§ **Aim of the exercise**
Lines below that include the word "subtitle" should each be copied.

(Element data from apps and pages)
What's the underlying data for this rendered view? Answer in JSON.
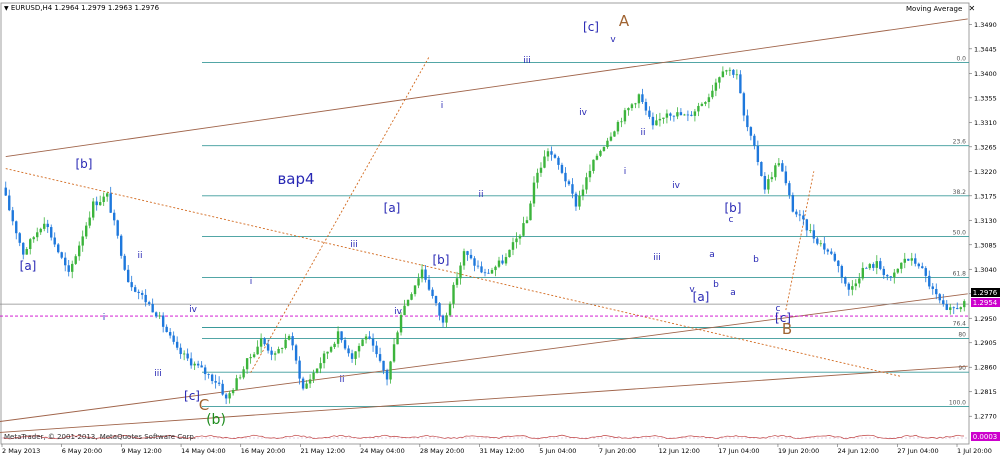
{
  "header": {
    "symbol_line": "EURUSD,H4  1.2964 1.2979 1.2963 1.2976",
    "indicator_name": "Moving Average",
    "close_icon": "close-icon"
  },
  "price_tags": {
    "current": "1.2976",
    "level": "1.2954",
    "indicator_value": "0.0003"
  },
  "copyright": "MetaTrader, © 2001-2013, MetaQuotes Software Corp.",
  "colors": {
    "bull": "#3cb43c",
    "bear": "#1e78dc",
    "fib": "#3a9a9a",
    "channel": "#a0644a",
    "label_blue": "#2828b4",
    "label_brown": "#a06432",
    "label_green": "#1e8c1e",
    "magenta": "#cc00cc"
  },
  "chart_data": {
    "type": "candlestick",
    "title": "EURUSD,H4",
    "ylim": [
      1.273,
      1.352
    ],
    "y_ticks": [
      "1.3490",
      "1.3445",
      "1.3400",
      "1.3355",
      "1.3310",
      "1.3265",
      "1.3220",
      "1.3175",
      "1.3130",
      "1.3085",
      "1.3040",
      "1.2995",
      "1.2950",
      "1.2905",
      "1.2860",
      "1.2815",
      "1.2770"
    ],
    "x_ticks": [
      "2 May 2013",
      "6 May 20:00",
      "9 May 12:00",
      "14 May 04:00",
      "16 May 20:00",
      "21 May 12:00",
      "24 May 04:00",
      "28 May 20:00",
      "31 May 12:00",
      "5 Jun 04:00",
      "7 Jun 20:00",
      "12 Jun 12:00",
      "17 Jun 04:00",
      "19 Jun 20:00",
      "24 Jun 12:00",
      "27 Jun 04:00",
      "1 Jul 20:00"
    ],
    "path": [
      [
        0,
        1.319
      ],
      [
        6,
        1.307
      ],
      [
        12,
        1.313
      ],
      [
        19,
        1.303
      ],
      [
        26,
        1.316
      ],
      [
        30,
        1.3175
      ],
      [
        36,
        1.302
      ],
      [
        44,
        1.296
      ],
      [
        50,
        1.289
      ],
      [
        56,
        1.286
      ],
      [
        62,
        1.283
      ],
      [
        64,
        1.28
      ],
      [
        70,
        1.287
      ],
      [
        74,
        1.291
      ],
      [
        78,
        1.288
      ],
      [
        82,
        1.292
      ],
      [
        86,
        1.282
      ],
      [
        90,
        1.286
      ],
      [
        96,
        1.292
      ],
      [
        100,
        1.288
      ],
      [
        104,
        1.292
      ],
      [
        110,
        1.284
      ],
      [
        114,
        1.296
      ],
      [
        120,
        1.304
      ],
      [
        126,
        1.294
      ],
      [
        132,
        1.307
      ],
      [
        138,
        1.303
      ],
      [
        144,
        1.306
      ],
      [
        150,
        1.313
      ],
      [
        152,
        1.32
      ],
      [
        156,
        1.326
      ],
      [
        160,
        1.322
      ],
      [
        164,
        1.316
      ],
      [
        170,
        1.325
      ],
      [
        176,
        1.331
      ],
      [
        182,
        1.336
      ],
      [
        186,
        1.33
      ],
      [
        190,
        1.333
      ],
      [
        196,
        1.332
      ],
      [
        202,
        1.336
      ],
      [
        206,
        1.341
      ],
      [
        210,
        1.34
      ],
      [
        212,
        1.332
      ],
      [
        216,
        1.324
      ],
      [
        218,
        1.319
      ],
      [
        222,
        1.324
      ],
      [
        226,
        1.315
      ],
      [
        232,
        1.31
      ],
      [
        238,
        1.306
      ],
      [
        242,
        1.3
      ],
      [
        246,
        1.304
      ],
      [
        250,
        1.305
      ],
      [
        254,
        1.302
      ],
      [
        258,
        1.306
      ],
      [
        262,
        1.305
      ],
      [
        266,
        1.3
      ],
      [
        270,
        1.296
      ],
      [
        274,
        1.2975
      ]
    ],
    "n_bars": 275,
    "fib_levels": [
      {
        "label": "0.0",
        "price": 1.342
      },
      {
        "label": "23.6",
        "price": 1.3267
      },
      {
        "label": "38.2",
        "price": 1.3175
      },
      {
        "label": "50.0",
        "price": 1.31
      },
      {
        "label": "61.8",
        "price": 1.3025
      },
      {
        "label": "76.4",
        "price": 1.2933
      },
      {
        "label": "80",
        "price": 1.2913
      },
      {
        "label": "90",
        "price": 1.2851
      },
      {
        "label": "100.0",
        "price": 1.2788
      }
    ],
    "wave_labels": [
      {
        "text": "[a]",
        "color": "blue",
        "size": 12,
        "x": 28,
        "y": 270
      },
      {
        "text": "[b]",
        "color": "blue",
        "size": 12,
        "x": 84,
        "y": 168
      },
      {
        "text": "i",
        "color": "blue",
        "size": 9,
        "x": 104,
        "y": 320
      },
      {
        "text": "ii",
        "color": "blue",
        "size": 9,
        "x": 140,
        "y": 258
      },
      {
        "text": "iii",
        "color": "blue",
        "size": 9,
        "x": 158,
        "y": 376
      },
      {
        "text": "iv",
        "color": "blue",
        "size": 9,
        "x": 193,
        "y": 312
      },
      {
        "text": "[c]",
        "color": "blue",
        "size": 12,
        "x": 192,
        "y": 400
      },
      {
        "text": "C",
        "color": "brown",
        "size": 15,
        "x": 204,
        "y": 410
      },
      {
        "text": "(b)",
        "color": "green",
        "size": 14,
        "x": 216,
        "y": 424
      },
      {
        "text": "i",
        "color": "blue",
        "size": 9,
        "x": 251,
        "y": 284
      },
      {
        "text": "ii",
        "color": "blue",
        "size": 9,
        "x": 342,
        "y": 382
      },
      {
        "text": "iii",
        "color": "blue",
        "size": 9,
        "x": 354,
        "y": 247
      },
      {
        "text": "iv",
        "color": "blue",
        "size": 9,
        "x": 398,
        "y": 314
      },
      {
        "text": "[a]",
        "color": "blue",
        "size": 12,
        "x": 392,
        "y": 212
      },
      {
        "text": "[b]",
        "color": "blue",
        "size": 12,
        "x": 441,
        "y": 264
      },
      {
        "text": "вар4",
        "color": "blue",
        "size": 15,
        "x": 296,
        "y": 184
      },
      {
        "text": "i",
        "color": "blue",
        "size": 9,
        "x": 442,
        "y": 108
      },
      {
        "text": "ii",
        "color": "blue",
        "size": 9,
        "x": 481,
        "y": 197
      },
      {
        "text": "iii",
        "color": "blue",
        "size": 9,
        "x": 527,
        "y": 63
      },
      {
        "text": "iv",
        "color": "blue",
        "size": 9,
        "x": 583,
        "y": 115
      },
      {
        "text": "[c]",
        "color": "blue",
        "size": 12,
        "x": 591,
        "y": 31
      },
      {
        "text": "A",
        "color": "brown",
        "size": 15,
        "x": 624,
        "y": 26
      },
      {
        "text": "v",
        "color": "blue",
        "size": 9,
        "x": 613,
        "y": 42
      },
      {
        "text": "i",
        "color": "blue",
        "size": 9,
        "x": 625,
        "y": 174
      },
      {
        "text": "ii",
        "color": "blue",
        "size": 9,
        "x": 643,
        "y": 135
      },
      {
        "text": "iii",
        "color": "blue",
        "size": 9,
        "x": 657,
        "y": 260
      },
      {
        "text": "iv",
        "color": "blue",
        "size": 9,
        "x": 676,
        "y": 188
      },
      {
        "text": "v",
        "color": "blue",
        "size": 9,
        "x": 692,
        "y": 292
      },
      {
        "text": "[a]",
        "color": "blue",
        "size": 12,
        "x": 701,
        "y": 301
      },
      {
        "text": "a",
        "color": "blue",
        "size": 9,
        "x": 712,
        "y": 257
      },
      {
        "text": "b",
        "color": "blue",
        "size": 9,
        "x": 716,
        "y": 287
      },
      {
        "text": "[b]",
        "color": "blue",
        "size": 12,
        "x": 733,
        "y": 212
      },
      {
        "text": "c",
        "color": "blue",
        "size": 9,
        "x": 731,
        "y": 222
      },
      {
        "text": "a",
        "color": "blue",
        "size": 9,
        "x": 733,
        "y": 295
      },
      {
        "text": "b",
        "color": "blue",
        "size": 9,
        "x": 756,
        "y": 262
      },
      {
        "text": "c",
        "color": "blue",
        "size": 9,
        "x": 778,
        "y": 311
      },
      {
        "text": "[c]",
        "color": "blue",
        "size": 12,
        "x": 783,
        "y": 322
      },
      {
        "text": "B",
        "color": "brown",
        "size": 15,
        "x": 787,
        "y": 334
      }
    ]
  }
}
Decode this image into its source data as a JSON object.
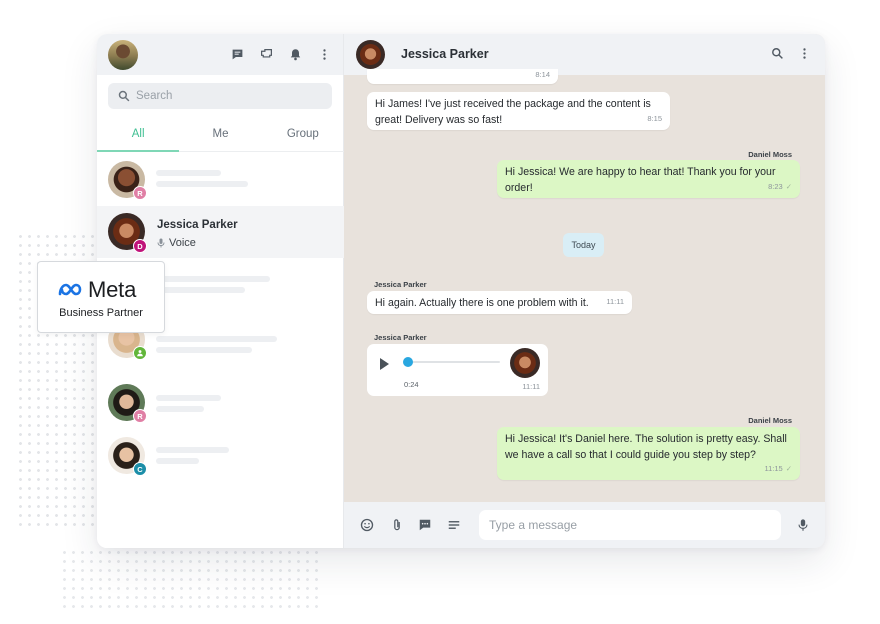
{
  "sidebar": {
    "header": {
      "icons": [
        "new-chat-icon",
        "broadcast-icon",
        "bell-icon",
        "more-vertical-icon"
      ]
    },
    "search": {
      "placeholder": "Search"
    },
    "tabs": [
      {
        "label": "All",
        "active": true
      },
      {
        "label": "Me"
      },
      {
        "label": "Group"
      }
    ],
    "chats": [
      {
        "badge": "R",
        "badge_color": "#e07fa5"
      },
      {
        "name": "Jessica Parker",
        "badge": "D",
        "badge_color": "#c0137a",
        "subtitle": "Voice",
        "selected": true
      },
      {
        "badge": ""
      },
      {
        "badge": "",
        "badge_color": "#62b63a",
        "badge_icon": "group-icon"
      },
      {
        "badge": "R",
        "badge_color": "#e07fa5"
      },
      {
        "badge": "C",
        "badge_color": "#1c8ea8"
      }
    ]
  },
  "conversation": {
    "contact_name": "Jessica Parker",
    "header_icons": [
      "search-icon",
      "more-vertical-icon"
    ],
    "messages": [
      {
        "direction": "in",
        "text": "",
        "time": "8:14"
      },
      {
        "direction": "in",
        "text": "Hi James! I've just received the package and the content is great! Delivery was so fast!",
        "time": "8:15"
      },
      {
        "direction": "out",
        "sender": "Daniel Moss",
        "text": "Hi Jessica! We are happy to hear that! Thank you for your order!",
        "time": "8:23"
      },
      {
        "direction": "in",
        "sender": "Jessica Parker",
        "text": "Hi again. Actually there is one problem with it.",
        "time": "11:11"
      },
      {
        "direction": "in",
        "sender": "Jessica Parker",
        "type": "voice",
        "duration": "0:24",
        "time": "11:11"
      },
      {
        "direction": "out",
        "sender": "Daniel Moss",
        "text": "Hi Jessica! It's Daniel here. The solution is pretty easy. Shall we have a call so that I could guide you step by step?",
        "time": "11:15"
      }
    ],
    "day_separator": "Today",
    "composer": {
      "placeholder": "Type a message",
      "icons": [
        "emoji-icon",
        "attach-icon",
        "quick-reply-icon",
        "template-icon",
        "microphone-icon"
      ]
    }
  },
  "meta_badge": {
    "logo_text": "Meta",
    "subtitle": "Business Partner"
  },
  "colors": {
    "accent": "#3fbf92",
    "outgoing_bubble": "#dcf7c5",
    "chat_background": "#e8e2dc",
    "voice_knob": "#29a7e0"
  }
}
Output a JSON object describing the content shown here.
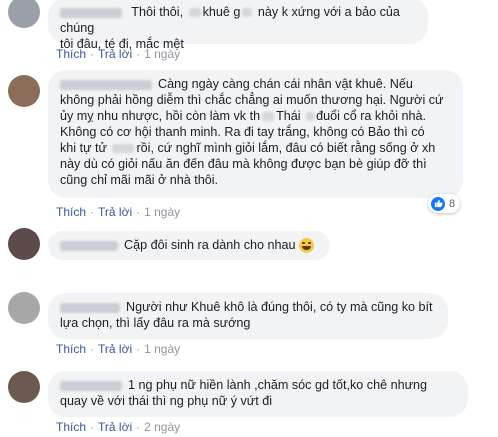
{
  "actions": {
    "like": "Thích",
    "reply": "Trả lời",
    "sep": "·"
  },
  "colors": {
    "link": "#385898",
    "bubble": "#f2f3f5",
    "meta": "#90949c",
    "like_blue": "#1877f2"
  },
  "comments": [
    {
      "lines": [
        "Thôi thôi, ",
        "khuê g",
        " này k xứng với a bảo của chúng",
        "tôi đâu, té đi, mắc mệt"
      ],
      "time": "1 ngày"
    },
    {
      "lines": [
        "Càng ngày càng chán cái nhân vật khuê. Nếu",
        "không phải hồng diễm thì chắc chẳng ai muốn thương hại. Người cứ",
        "ủy mỵ nhu nhược, hồi còn làm vk th",
        "Thái ",
        "đuổi cổ ra khỏi nhà.",
        "Không có cơ hội thanh minh. Ra đi tay trắng, không có Bảo thì có",
        "khi tự tử ",
        "rồi, cứ nghĩ mình giỏi lắm, đâu có biết rằng sống ở xh",
        "này dù có giỏi nấu ăn đến đâu mà không được bạn bè giúp đỡ thì",
        "cũng chỉ mãi mãi ở nhà thôi."
      ],
      "time": "1 ngày",
      "reactions": {
        "count": "8",
        "icon": "like-icon"
      }
    },
    {
      "lines": [
        "Cặp đôi sinh ra dành cho nhau"
      ],
      "emoji": "laughing-emoji"
    },
    {
      "lines": [
        "Người như Khuê khô là đúng thôi, có ty mà cũng ko bít",
        "lựa chọn, thì lấy đâu ra mà sướng"
      ],
      "time": "1 ngày"
    },
    {
      "lines": [
        "1 ng phụ nữ hiền lành ,chăm sóc gd tốt,ko chê nhưng",
        "quay về với thái thì ng phụ nữ ý vứt đi"
      ],
      "time": "2 ngày"
    }
  ]
}
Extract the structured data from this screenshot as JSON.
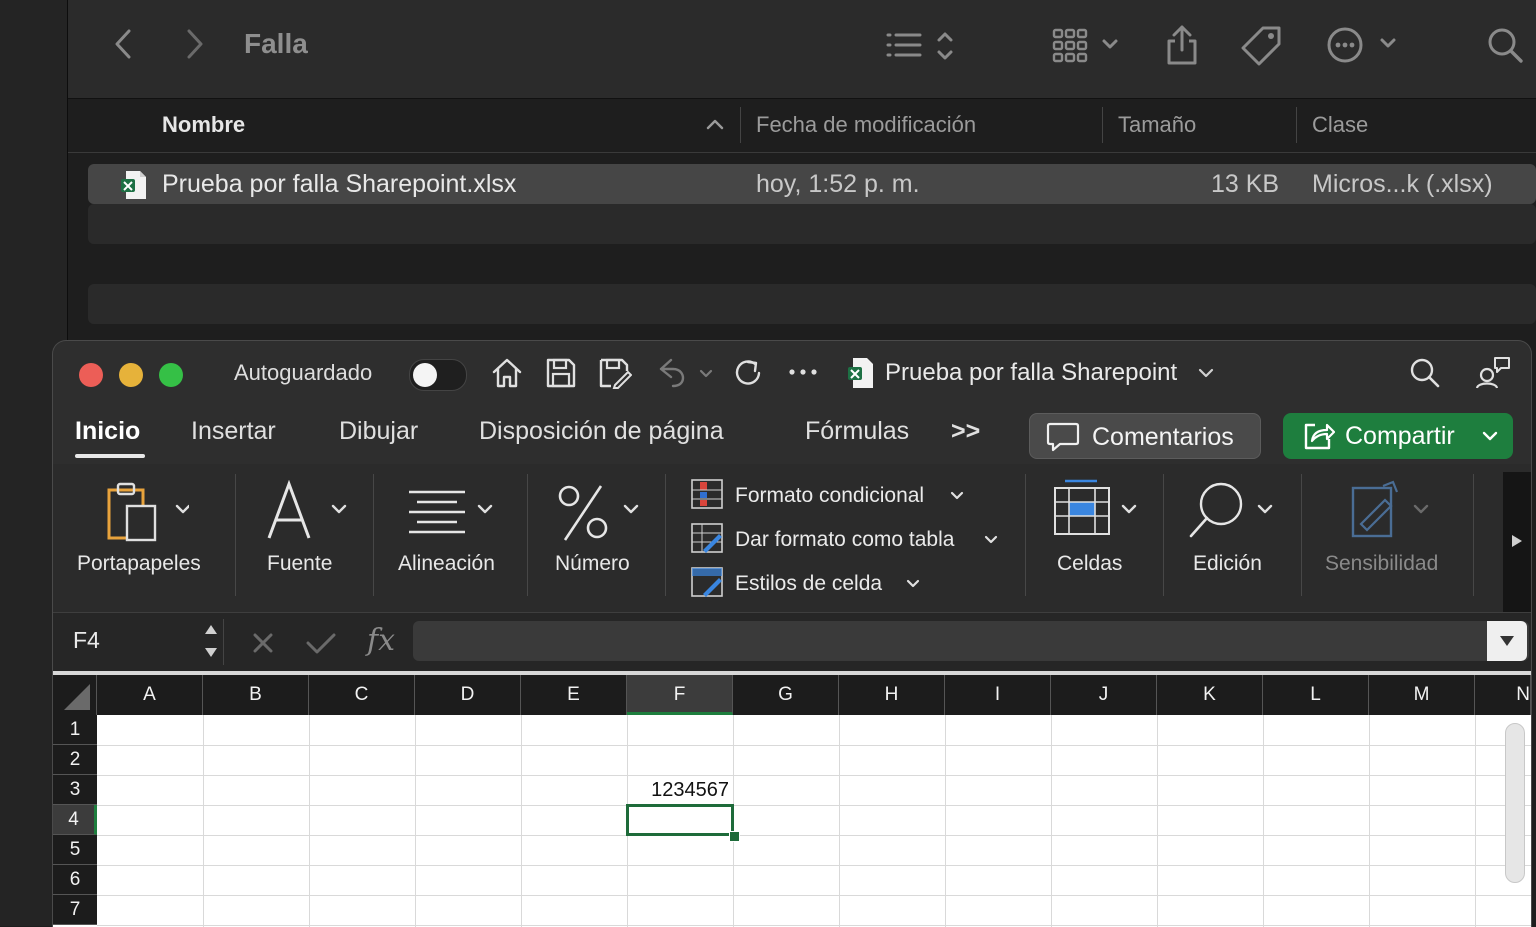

§ **Answer**
        "subtitle": "Voice",
    "subtitle": "Business Partner"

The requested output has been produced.